- _Excerpted records_

——————————

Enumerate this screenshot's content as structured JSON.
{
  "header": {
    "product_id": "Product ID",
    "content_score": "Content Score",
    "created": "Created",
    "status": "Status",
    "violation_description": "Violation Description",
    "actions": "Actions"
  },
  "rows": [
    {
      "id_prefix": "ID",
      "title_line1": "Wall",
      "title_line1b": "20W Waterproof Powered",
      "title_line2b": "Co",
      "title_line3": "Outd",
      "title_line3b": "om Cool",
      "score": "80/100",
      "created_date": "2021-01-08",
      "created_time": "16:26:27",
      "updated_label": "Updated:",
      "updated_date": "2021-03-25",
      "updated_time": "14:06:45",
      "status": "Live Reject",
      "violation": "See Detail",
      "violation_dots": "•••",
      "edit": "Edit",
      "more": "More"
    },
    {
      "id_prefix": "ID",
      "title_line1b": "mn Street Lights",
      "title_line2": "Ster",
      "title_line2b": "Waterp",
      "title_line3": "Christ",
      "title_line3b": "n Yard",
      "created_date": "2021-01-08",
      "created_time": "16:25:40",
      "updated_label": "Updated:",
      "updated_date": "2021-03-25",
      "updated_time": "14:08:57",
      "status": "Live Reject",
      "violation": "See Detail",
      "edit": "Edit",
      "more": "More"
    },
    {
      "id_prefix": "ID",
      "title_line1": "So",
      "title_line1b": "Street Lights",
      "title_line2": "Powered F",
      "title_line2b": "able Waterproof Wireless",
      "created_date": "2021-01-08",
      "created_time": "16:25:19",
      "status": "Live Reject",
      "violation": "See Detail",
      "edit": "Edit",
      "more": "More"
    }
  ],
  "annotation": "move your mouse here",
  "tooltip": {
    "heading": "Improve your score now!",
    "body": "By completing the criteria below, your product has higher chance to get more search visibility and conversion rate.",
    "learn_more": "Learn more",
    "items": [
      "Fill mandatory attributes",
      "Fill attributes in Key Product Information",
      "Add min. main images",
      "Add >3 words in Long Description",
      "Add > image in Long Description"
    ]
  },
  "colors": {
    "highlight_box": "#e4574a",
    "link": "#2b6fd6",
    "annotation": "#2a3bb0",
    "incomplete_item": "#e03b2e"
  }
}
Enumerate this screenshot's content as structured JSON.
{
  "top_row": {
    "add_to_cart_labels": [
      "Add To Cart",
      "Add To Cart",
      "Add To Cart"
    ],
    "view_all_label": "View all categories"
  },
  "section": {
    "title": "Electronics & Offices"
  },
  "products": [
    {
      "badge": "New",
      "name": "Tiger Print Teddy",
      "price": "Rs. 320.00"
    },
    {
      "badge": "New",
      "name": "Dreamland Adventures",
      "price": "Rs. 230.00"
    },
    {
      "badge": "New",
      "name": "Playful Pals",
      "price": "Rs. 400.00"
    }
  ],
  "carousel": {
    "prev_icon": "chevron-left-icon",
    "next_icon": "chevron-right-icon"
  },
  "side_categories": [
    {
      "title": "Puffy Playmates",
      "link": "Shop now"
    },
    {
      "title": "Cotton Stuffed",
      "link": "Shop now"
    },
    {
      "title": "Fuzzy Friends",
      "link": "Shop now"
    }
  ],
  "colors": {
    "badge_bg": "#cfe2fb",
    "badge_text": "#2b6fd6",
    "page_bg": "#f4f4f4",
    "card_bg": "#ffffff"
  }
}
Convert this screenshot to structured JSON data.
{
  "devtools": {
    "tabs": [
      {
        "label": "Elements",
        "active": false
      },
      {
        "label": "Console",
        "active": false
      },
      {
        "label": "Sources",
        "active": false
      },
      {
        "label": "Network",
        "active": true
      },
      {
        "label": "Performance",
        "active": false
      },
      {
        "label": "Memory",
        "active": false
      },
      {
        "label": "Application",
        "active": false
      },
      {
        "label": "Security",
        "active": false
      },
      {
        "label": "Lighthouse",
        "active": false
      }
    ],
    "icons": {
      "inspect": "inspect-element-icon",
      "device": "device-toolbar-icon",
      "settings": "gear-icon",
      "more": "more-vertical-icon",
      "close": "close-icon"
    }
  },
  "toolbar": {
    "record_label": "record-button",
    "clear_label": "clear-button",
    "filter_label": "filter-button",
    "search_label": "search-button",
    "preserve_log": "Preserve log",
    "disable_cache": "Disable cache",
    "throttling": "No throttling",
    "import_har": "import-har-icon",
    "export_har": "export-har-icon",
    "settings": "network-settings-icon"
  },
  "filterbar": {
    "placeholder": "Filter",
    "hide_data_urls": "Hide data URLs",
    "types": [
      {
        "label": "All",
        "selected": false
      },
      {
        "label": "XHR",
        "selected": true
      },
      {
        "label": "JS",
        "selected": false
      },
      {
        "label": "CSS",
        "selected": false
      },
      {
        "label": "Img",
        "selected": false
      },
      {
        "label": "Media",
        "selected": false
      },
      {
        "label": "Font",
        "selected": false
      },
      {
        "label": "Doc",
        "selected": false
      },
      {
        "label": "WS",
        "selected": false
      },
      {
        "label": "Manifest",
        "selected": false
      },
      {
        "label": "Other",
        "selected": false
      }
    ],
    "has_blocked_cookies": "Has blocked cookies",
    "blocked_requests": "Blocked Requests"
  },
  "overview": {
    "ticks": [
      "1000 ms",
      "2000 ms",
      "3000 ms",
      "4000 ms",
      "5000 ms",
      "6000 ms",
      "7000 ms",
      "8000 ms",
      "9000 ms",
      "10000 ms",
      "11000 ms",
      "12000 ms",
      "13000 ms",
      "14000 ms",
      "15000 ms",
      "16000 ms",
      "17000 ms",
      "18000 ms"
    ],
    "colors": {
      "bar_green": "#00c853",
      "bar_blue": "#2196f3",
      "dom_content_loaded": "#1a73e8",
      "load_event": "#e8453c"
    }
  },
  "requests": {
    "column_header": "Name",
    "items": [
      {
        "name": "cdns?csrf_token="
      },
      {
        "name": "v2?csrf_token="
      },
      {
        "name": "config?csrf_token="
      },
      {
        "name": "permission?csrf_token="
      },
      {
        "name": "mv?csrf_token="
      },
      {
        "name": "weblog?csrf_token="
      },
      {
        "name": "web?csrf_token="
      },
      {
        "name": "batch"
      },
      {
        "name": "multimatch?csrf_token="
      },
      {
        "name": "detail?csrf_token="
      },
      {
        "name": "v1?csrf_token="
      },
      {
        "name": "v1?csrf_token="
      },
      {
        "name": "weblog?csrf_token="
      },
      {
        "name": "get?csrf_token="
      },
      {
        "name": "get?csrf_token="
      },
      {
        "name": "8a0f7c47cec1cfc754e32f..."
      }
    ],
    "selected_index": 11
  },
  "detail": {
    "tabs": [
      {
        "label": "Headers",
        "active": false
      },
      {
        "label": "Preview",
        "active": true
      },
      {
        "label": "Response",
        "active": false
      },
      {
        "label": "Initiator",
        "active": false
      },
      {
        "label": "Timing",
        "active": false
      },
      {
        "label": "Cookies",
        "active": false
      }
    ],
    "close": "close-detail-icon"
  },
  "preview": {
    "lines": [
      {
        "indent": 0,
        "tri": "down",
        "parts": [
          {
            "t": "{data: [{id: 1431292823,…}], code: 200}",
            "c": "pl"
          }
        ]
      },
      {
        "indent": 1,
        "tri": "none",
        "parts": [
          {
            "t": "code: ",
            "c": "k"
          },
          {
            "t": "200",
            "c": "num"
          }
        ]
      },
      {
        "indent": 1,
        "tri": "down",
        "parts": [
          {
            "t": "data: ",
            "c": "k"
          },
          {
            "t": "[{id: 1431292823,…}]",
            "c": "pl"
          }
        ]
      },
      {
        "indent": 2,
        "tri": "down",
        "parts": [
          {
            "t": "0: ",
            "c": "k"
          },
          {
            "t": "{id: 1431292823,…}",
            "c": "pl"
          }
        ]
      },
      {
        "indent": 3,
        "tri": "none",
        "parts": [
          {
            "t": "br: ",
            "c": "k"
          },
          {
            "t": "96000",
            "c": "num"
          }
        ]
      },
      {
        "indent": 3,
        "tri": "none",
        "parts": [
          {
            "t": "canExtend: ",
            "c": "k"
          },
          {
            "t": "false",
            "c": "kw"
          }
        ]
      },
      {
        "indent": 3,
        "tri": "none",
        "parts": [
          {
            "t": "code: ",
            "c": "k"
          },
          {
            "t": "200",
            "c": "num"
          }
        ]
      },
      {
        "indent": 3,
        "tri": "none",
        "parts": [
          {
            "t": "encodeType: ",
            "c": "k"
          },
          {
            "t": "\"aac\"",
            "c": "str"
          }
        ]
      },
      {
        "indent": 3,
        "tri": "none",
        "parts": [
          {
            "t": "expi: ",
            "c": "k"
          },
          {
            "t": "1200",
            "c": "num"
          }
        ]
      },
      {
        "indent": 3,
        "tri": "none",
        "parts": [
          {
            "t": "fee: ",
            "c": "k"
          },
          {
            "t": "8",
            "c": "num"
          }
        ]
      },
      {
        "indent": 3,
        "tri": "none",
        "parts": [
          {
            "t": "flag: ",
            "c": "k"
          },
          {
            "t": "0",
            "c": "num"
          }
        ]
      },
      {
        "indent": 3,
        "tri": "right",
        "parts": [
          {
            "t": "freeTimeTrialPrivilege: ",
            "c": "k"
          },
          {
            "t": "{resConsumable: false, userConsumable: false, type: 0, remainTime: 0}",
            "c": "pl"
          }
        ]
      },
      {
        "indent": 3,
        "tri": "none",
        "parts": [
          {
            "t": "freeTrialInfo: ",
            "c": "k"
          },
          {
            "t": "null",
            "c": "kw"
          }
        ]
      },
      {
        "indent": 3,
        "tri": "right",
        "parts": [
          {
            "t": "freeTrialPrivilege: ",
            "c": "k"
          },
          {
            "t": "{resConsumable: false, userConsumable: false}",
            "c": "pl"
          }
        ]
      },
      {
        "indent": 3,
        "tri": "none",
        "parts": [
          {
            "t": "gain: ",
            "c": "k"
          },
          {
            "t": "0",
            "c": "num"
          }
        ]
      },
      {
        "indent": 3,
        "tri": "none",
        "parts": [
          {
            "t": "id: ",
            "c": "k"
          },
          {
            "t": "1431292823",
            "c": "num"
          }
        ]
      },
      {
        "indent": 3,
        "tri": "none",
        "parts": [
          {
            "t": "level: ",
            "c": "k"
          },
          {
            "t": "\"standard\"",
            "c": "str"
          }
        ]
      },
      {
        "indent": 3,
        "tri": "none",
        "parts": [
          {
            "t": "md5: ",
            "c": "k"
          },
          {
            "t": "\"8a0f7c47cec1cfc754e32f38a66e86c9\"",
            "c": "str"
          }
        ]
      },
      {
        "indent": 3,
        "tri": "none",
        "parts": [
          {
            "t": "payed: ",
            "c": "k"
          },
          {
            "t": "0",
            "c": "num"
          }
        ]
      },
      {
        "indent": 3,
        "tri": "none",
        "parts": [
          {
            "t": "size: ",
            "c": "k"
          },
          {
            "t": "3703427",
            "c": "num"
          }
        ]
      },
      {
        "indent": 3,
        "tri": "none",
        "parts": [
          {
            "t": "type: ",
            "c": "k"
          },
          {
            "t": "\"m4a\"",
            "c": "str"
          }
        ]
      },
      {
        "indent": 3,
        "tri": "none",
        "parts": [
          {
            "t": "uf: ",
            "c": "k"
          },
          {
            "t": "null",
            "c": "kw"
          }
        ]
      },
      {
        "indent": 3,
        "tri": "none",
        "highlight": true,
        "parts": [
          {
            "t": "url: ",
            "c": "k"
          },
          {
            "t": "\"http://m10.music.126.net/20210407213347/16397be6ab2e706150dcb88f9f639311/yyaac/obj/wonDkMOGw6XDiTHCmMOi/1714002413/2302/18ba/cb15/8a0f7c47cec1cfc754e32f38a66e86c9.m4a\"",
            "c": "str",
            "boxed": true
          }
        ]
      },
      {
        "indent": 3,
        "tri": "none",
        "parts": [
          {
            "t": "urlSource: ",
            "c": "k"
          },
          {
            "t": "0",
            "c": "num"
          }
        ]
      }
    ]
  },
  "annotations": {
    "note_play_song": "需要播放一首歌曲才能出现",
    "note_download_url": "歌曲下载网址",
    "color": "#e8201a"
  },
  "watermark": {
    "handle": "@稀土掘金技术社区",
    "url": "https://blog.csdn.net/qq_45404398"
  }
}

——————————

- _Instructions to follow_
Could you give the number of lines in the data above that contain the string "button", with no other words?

- _Task solution_
4